■ **What to work on**:
Each line of the material beneath should be duplicated exactly.

■ **Exercise materials**:
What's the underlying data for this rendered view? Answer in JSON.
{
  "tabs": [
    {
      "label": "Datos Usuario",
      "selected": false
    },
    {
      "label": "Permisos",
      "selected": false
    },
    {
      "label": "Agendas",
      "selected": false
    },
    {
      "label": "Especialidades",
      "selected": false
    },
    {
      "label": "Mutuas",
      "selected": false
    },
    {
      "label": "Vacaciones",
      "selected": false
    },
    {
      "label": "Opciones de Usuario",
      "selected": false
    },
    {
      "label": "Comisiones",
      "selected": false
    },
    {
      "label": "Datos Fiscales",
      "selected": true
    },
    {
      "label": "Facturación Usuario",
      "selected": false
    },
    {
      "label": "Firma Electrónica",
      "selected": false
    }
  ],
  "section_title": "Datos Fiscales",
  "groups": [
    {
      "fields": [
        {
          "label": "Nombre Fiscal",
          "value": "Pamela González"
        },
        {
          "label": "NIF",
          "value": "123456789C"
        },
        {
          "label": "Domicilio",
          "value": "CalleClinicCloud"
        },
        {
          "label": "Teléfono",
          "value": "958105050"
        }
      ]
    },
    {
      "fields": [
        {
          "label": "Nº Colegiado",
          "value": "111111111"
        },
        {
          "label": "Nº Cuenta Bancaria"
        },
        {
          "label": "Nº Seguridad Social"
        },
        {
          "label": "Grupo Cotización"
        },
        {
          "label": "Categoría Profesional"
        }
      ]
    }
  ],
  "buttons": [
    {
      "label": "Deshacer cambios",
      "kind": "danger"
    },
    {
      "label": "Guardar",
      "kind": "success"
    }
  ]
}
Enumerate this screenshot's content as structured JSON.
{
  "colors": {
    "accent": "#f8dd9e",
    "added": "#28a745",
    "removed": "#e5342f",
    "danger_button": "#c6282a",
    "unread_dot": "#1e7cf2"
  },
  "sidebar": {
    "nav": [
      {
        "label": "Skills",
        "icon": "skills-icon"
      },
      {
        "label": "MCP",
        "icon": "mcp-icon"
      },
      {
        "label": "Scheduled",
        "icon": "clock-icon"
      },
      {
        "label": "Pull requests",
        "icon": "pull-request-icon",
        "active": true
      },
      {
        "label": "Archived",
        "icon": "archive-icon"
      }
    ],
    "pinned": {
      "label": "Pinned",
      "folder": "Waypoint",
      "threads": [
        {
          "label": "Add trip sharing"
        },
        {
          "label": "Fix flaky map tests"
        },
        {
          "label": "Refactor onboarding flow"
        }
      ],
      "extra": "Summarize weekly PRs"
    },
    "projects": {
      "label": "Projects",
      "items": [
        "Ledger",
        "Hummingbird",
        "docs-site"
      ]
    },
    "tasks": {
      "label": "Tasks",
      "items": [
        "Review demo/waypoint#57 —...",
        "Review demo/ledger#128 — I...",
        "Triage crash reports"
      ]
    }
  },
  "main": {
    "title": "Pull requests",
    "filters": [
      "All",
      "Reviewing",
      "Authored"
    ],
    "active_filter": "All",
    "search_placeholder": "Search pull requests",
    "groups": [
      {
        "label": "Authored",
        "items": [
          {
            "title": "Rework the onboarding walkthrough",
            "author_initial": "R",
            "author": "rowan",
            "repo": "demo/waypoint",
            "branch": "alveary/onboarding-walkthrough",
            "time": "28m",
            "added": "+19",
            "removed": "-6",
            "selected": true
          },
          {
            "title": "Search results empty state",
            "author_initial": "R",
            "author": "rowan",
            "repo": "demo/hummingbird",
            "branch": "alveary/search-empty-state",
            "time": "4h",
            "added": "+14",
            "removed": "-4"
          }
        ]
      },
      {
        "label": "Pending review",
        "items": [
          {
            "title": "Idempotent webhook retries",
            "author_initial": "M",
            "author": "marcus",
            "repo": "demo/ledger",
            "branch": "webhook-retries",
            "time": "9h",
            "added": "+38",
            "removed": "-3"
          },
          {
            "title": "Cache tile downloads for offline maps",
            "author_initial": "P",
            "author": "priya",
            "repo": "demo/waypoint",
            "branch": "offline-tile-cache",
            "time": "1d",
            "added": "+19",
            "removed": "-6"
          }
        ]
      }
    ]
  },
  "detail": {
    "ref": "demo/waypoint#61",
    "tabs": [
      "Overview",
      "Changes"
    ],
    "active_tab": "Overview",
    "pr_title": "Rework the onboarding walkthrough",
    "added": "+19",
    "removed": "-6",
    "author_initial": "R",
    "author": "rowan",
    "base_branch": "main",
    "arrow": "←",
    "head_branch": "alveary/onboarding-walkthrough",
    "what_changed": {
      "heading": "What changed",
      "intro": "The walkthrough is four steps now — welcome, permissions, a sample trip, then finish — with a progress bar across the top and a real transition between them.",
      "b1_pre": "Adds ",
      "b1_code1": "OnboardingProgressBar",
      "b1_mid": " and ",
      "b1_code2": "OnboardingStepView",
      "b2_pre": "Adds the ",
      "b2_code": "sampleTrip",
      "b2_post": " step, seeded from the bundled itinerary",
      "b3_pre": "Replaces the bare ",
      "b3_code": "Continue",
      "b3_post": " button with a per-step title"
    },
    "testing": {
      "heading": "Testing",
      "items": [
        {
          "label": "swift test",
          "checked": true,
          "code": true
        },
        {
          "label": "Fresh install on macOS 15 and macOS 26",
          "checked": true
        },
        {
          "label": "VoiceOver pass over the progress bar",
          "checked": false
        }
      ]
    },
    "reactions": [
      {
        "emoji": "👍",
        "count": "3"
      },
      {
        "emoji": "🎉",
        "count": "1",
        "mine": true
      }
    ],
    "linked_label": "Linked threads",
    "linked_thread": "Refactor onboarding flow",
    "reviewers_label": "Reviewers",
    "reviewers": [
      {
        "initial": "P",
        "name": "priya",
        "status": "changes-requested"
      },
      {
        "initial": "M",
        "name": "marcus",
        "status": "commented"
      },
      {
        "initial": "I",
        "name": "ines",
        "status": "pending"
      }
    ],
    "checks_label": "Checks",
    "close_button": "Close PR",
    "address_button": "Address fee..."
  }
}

■ **Final answer**:
What's the underlying data for this rendered view? Answer in JSON.
{
  "tabs": [
    {
      "label": "Datos Usuario",
      "selected": false
    },
    {
      "label": "Permisos",
      "selected": false
    },
    {
      "label": "Agendas",
      "selected": false
    },
    {
      "label": "Especialidades",
      "selected": false
    },
    {
      "label": "Mutuas",
      "selected": false
    },
    {
      "label": "Vacaciones",
      "selected": false
    },
    {
      "label": "Opciones de Usuario",
      "selected": false
    },
    {
      "label": "Comisiones",
      "selected": false
    },
    {
      "label": "Datos Fiscales",
      "selected": true
    },
    {
      "label": "Facturación Usuario",
      "selected": false
    },
    {
      "label": "Firma Electrónica",
      "selected": false
    }
  ],
  "section_title": "Datos Fiscales",
  "groups": [
    {
      "fields": [
        {
          "label": "Nombre Fiscal",
          "value": "Pamela González"
        },
        {
          "label": "NIF",
          "value": "123456789C"
        },
        {
          "label": "Domicilio",
          "value": "CalleClinicCloud"
        },
        {
          "label": "Teléfono",
          "value": "958105050"
        }
      ]
    },
    {
      "fields": [
        {
          "label": "Nº Colegiado",
          "value": "111111111"
        },
        {
          "label": "Nº Cuenta Bancaria"
        },
        {
          "label": "Nº Seguridad Social"
        },
        {
          "label": "Grupo Cotización"
        },
        {
          "label": "Categoría Profesional"
        }
      ]
    }
  ],
  "buttons": [
    {
      "label": "Deshacer cambios",
      "kind": "danger"
    },
    {
      "label": "Guardar",
      "kind": "success"
    }
  ]
}
Enumerate this screenshot's content as structured JSON.
{
  "colors": {
    "accent": "#f8dd9e",
    "added": "#28a745",
    "removed": "#e5342f",
    "danger_button": "#c6282a",
    "unread_dot": "#1e7cf2"
  },
  "sidebar": {
    "nav": [
      {
        "label": "Skills",
        "icon": "skills-icon"
      },
      {
        "label": "MCP",
        "icon": "mcp-icon"
      },
      {
        "label": "Scheduled",
        "icon": "clock-icon"
      },
      {
        "label": "Pull requests",
        "icon": "pull-request-icon",
        "active": true
      },
      {
        "label": "Archived",
        "icon": "archive-icon"
      }
    ],
    "pinned": {
      "label": "Pinned",
      "folder": "Waypoint",
      "threads": [
        {
          "label": "Add trip sharing"
        },
        {
          "label": "Fix flaky map tests"
        },
        {
          "label": "Refactor onboarding flow"
        }
      ],
      "extra": "Summarize weekly PRs"
    },
    "projects": {
      "label": "Projects",
      "items": [
        "Ledger",
        "Hummingbird",
        "docs-site"
      ]
    },
    "tasks": {
      "label": "Tasks",
      "items": [
        "Review demo/waypoint#57 —...",
        "Review demo/ledger#128 — I...",
        "Triage crash reports"
      ]
    }
  },
  "main": {
    "title": "Pull requests",
    "filters": [
      "All",
      "Reviewing",
      "Authored"
    ],
    "active_filter": "All",
    "search_placeholder": "Search pull requests",
    "groups": [
      {
        "label": "Authored",
        "items": [
          {
            "title": "Rework the onboarding walkthrough",
            "author_initial": "R",
            "author": "rowan",
            "repo": "demo/waypoint",
            "branch": "alveary/onboarding-walkthrough",
            "time": "28m",
            "added": "+19",
            "removed": "-6",
            "selected": true
          },
          {
            "title": "Search results empty state",
            "author_initial": "R",
            "author": "rowan",
            "repo": "demo/hummingbird",
            "branch": "alveary/search-empty-state",
            "time": "4h",
            "added": "+14",
            "removed": "-4"
          }
        ]
      },
      {
        "label": "Pending review",
        "items": [
          {
            "title": "Idempotent webhook retries",
            "author_initial": "M",
            "author": "marcus",
            "repo": "demo/ledger",
            "branch": "webhook-retries",
            "time": "9h",
            "added": "+38",
            "removed": "-3"
          },
          {
            "title": "Cache tile downloads for offline maps",
            "author_initial": "P",
            "author": "priya",
            "repo": "demo/waypoint",
            "branch": "offline-tile-cache",
            "time": "1d",
            "added": "+19",
            "removed": "-6"
          }
        ]
      }
    ]
  },
  "detail": {
    "ref": "demo/waypoint#61",
    "tabs": [
      "Overview",
      "Changes"
    ],
    "active_tab": "Overview",
    "pr_title": "Rework the onboarding walkthrough",
    "added": "+19",
    "removed": "-6",
    "author_initial": "R",
    "author": "rowan",
    "base_branch": "main",
    "arrow": "←",
    "head_branch": "alveary/onboarding-walkthrough",
    "what_changed": {
      "heading": "What changed",
      "intro": "The walkthrough is four steps now — welcome, permissions, a sample trip, then finish — with a progress bar across the top and a real transition between them.",
      "b1_pre": "Adds ",
      "b1_code1": "OnboardingProgressBar",
      "b1_mid": " and ",
      "b1_code2": "OnboardingStepView",
      "b2_pre": "Adds the ",
      "b2_code": "sampleTrip",
      "b2_post": " step, seeded from the bundled itinerary",
      "b3_pre": "Replaces the bare ",
      "b3_code": "Continue",
      "b3_post": " button with a per-step title"
    },
    "testing": {
      "heading": "Testing",
      "items": [
        {
          "label": "swift test",
          "checked": true,
          "code": true
        },
        {
          "label": "Fresh install on macOS 15 and macOS 26",
          "checked": true
        },
        {
          "label": "VoiceOver pass over the progress bar",
          "checked": false
        }
      ]
    },
    "reactions": [
      {
        "emoji": "👍",
        "count": "3"
      },
      {
        "emoji": "🎉",
        "count": "1",
        "mine": true
      }
    ],
    "linked_label": "Linked threads",
    "linked_thread": "Refactor onboarding flow",
    "reviewers_label": "Reviewers",
    "reviewers": [
      {
        "initial": "P",
        "name": "priya",
        "status": "changes-requested"
      },
      {
        "initial": "M",
        "name": "marcus",
        "status": "commented"
      },
      {
        "initial": "I",
        "name": "ines",
        "status": "pending"
      }
    ],
    "checks_label": "Checks",
    "close_button": "Close PR",
    "address_button": "Address fee..."
  }
}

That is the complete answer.